Ken’s Comments:


Most folks do not realize that the overwhelming majority of those labeled as S Os are not sex offenders at all. They never molested anyone. Yet many are quick to play fast and loose with the “facts”.

This article was sent to me by my colleagues at NARSOL –


Excerpts from the Article:


Statistics about the likelihood of sex offenders to re-offend took center stage during U.S. Supreme Court oral arguments Feb. 27 ( Packingham v. North Carolina , U.S., No. 15-1194, argued 2/27/17 ). The case concerned a North Carolina law prohibiting registered sex offenders from visiting social media and other websites like Facebook, YouTube and But much of the debate focused on a hotly contested statistic highlighted in two Supreme Court opinions, Carissa Hessick—a law professor at the University of North Carolina, Chapel Hill, N.C., whose research focuses on criminal sentencing, criminal law and child pornography—told Bloomberg BNA.
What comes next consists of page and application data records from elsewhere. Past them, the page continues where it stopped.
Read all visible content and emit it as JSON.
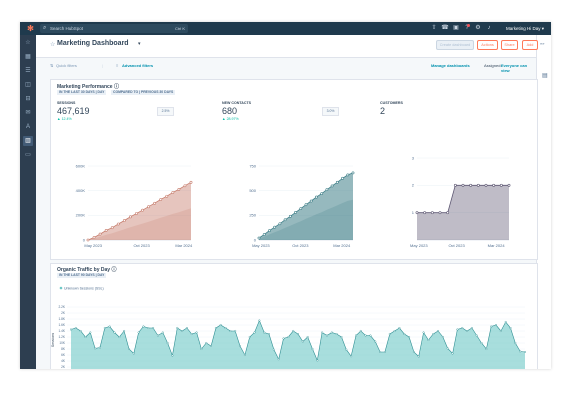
{
  "topbar": {
    "logo_icon": "hubspot-sprocket-icon",
    "search_placeholder": "Search HubSpot",
    "search_shortcut": "Ctrl K",
    "account_label": "Marketing Hi Day"
  },
  "header": {
    "title": "Marketing Dashboard",
    "buttons": [
      "Create dashboard",
      "Actions",
      "Share",
      "Add"
    ]
  },
  "filters": {
    "quick": "Quick filters",
    "advanced": "Advanced filters",
    "manage": "Manage dashboards",
    "assigned_label": "Assigned:",
    "assigned_value": "Everyone can view"
  },
  "marketing_performance": {
    "title": "Marketing Performance",
    "tags": [
      "IN THE LAST 30 DAYS | DAY",
      "COMPARED TO | PREVIOUS 30 DAYS"
    ],
    "kpis": [
      {
        "label": "SESSIONS",
        "value": "467,619",
        "delta": "12.4%",
        "bubble": "2.5%"
      },
      {
        "label": "NEW CONTACTS",
        "value": "680",
        "delta": "28.97%",
        "bubble": "3.0%"
      },
      {
        "label": "CUSTOMERS",
        "value": "2",
        "delta": "",
        "bubble": ""
      }
    ]
  },
  "organic": {
    "title": "Organic Traffic by Day",
    "tag": "IN THE LAST 90 DAYS | DAY",
    "legend": "Unknown Sessions (SSL)",
    "ylabel": "Sessions"
  },
  "colors": {
    "sessions": "#c77e6e",
    "contacts": "#3f7f88",
    "customers": "#5e5873",
    "organic": "#6ec8c6"
  },
  "chart_data": [
    {
      "type": "area",
      "title": "Sessions",
      "categories": [
        "May 2023",
        "Oct 2023",
        "Mar 2024"
      ],
      "ytick_labels": [
        "0",
        "200K",
        "400K",
        "600K"
      ],
      "ylim": [
        0,
        600000
      ],
      "series": [
        {
          "values": [
            0,
            20000,
            48000,
            78000,
            100000,
            130000,
            158000,
            188000,
            215000,
            242000,
            270000,
            298000,
            328000,
            355000,
            385000,
            410000,
            440000,
            467619
          ]
        }
      ]
    },
    {
      "type": "area",
      "title": "New Contacts",
      "categories": [
        "May 2023",
        "Oct 2023",
        "Mar 2024"
      ],
      "ytick_labels": [
        "0",
        "250",
        "500",
        "750"
      ],
      "ylim": [
        0,
        750
      ],
      "series": [
        {
          "values": [
            20,
            55,
            95,
            130,
            165,
            205,
            240,
            280,
            318,
            358,
            395,
            435,
            470,
            510,
            548,
            585,
            625,
            660,
            680
          ]
        }
      ]
    },
    {
      "type": "area",
      "title": "Customers",
      "categories": [
        "May 2023",
        "Oct 2023",
        "Mar 2024"
      ],
      "ytick_labels": [
        "1",
        "2",
        "3"
      ],
      "ylim": [
        0,
        3
      ],
      "series": [
        {
          "values": [
            1,
            1,
            1,
            1,
            1,
            2,
            2,
            2,
            2,
            2,
            2,
            2,
            2
          ]
        }
      ]
    },
    {
      "type": "area",
      "title": "Organic Traffic by Day",
      "ytick_labels": [
        "0",
        "2K",
        "4K",
        "6K",
        "8K",
        "10K",
        "1.2K",
        "1.4K",
        "1.6K",
        "1.8K",
        "2K",
        "2.2K"
      ],
      "ylim": [
        0,
        2200
      ],
      "series": [
        {
          "name": "Unknown Sessions (SSL)",
          "values": [
            1450,
            1500,
            1400,
            1200,
            1350,
            820,
            850,
            1500,
            1550,
            1350,
            1200,
            1400,
            800,
            650,
            1350,
            1550,
            1500,
            1500,
            1250,
            1350,
            1000,
            580,
            1500,
            1400,
            1500,
            1300,
            1350,
            800,
            1000,
            900,
            1500,
            1600,
            1500,
            1400,
            1400,
            900,
            600,
            1200,
            1350,
            1750,
            1350,
            1300,
            780,
            460,
            1150,
            1200,
            1400,
            1300,
            1050,
            1200,
            800,
            420,
            1350,
            1250,
            1350,
            1300,
            1200,
            780,
            560,
            1250,
            1400,
            1250,
            1250,
            1050,
            700,
            700,
            1300,
            1400,
            1500,
            1300,
            1200,
            700,
            550,
            1350,
            1100,
            1300,
            1400,
            1200,
            820,
            650,
            1450,
            1500,
            1400,
            1500,
            1250,
            1000,
            800,
            1550,
            1600,
            1400,
            1700,
            1500,
            1000,
            720,
            700
          ]
        }
      ]
    }
  ]
}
Multiple studies from legal and psychology scholars undermined the “conventional wisdom” that sex offender re-offense rates are high, Hessick said Feb. 27. In fact, many studies have found sex offender re-offense rates are lower than those of offenders who commit non-sexual crimes, she said.
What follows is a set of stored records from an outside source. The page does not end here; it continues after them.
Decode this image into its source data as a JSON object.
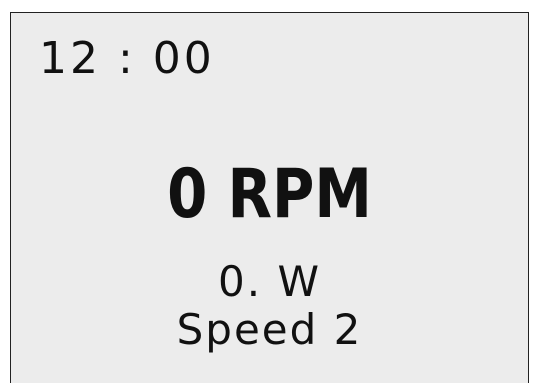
{
  "display": {
    "time": "12 : 00",
    "rpm": "0 RPM",
    "power": "0. W",
    "speed": "Speed 2"
  }
}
But a Justice Department report cited by North Carolina’s brief suggests those studies may fail to take into account under-reporting by victims of sex crimes and other factors, and that the actual re-offense rate is higher. But it has little reliable data to support that suggestion.

North Carolina Senior Deputy Attorney General Robert C. Montgomery repeatedly stated at oral argument that sex offenders have higher rates of recidivism than other offenders. Montgomery specifically referenced statistics cited in the 2003 Supreme Court case Smith v. Doe, which upheld the constitutionality of sex offender registries. The statistic mentioned in Smith v. Doe—that 80 percent of convicted sex offenders will offend again—is off by an average of 65 percent, depending on offenders’ risk levels, according to research from Arizona State University law professor Ira Ellman.


That makes the First Amendment claim much more powerful than it might appear, because the people affected by the law pose “no clear and present danger,” Ellman said. “They’re no more likely to offend than most of us.”accounts on social media websites like Facebook, YouTube or newspaper websites that allow minors to become members or create

Ellman told Bloomberg BNA that his research has found re-offense figures are closer to 5 percent for low-risk offenders, 10 percent for medium-risk offenders, and 30 percent for high-risk offenders. Risk factors vary according to different evaluations, but seek to analyze propensity for re-offense based on behavior and psychology, rather than just on the offense itself.


For example, the Association for the Treatment of Sexual Abusers cited in its amicus brief to a study on sex offender re-offense after prison, which found that about 5.3 percent of convicted sex offenders committed another sex offense. ATSA is an organization of people who work with sex offenders, including parole officers, psychologists, victims’ advocates and academics.




Read the Whole Story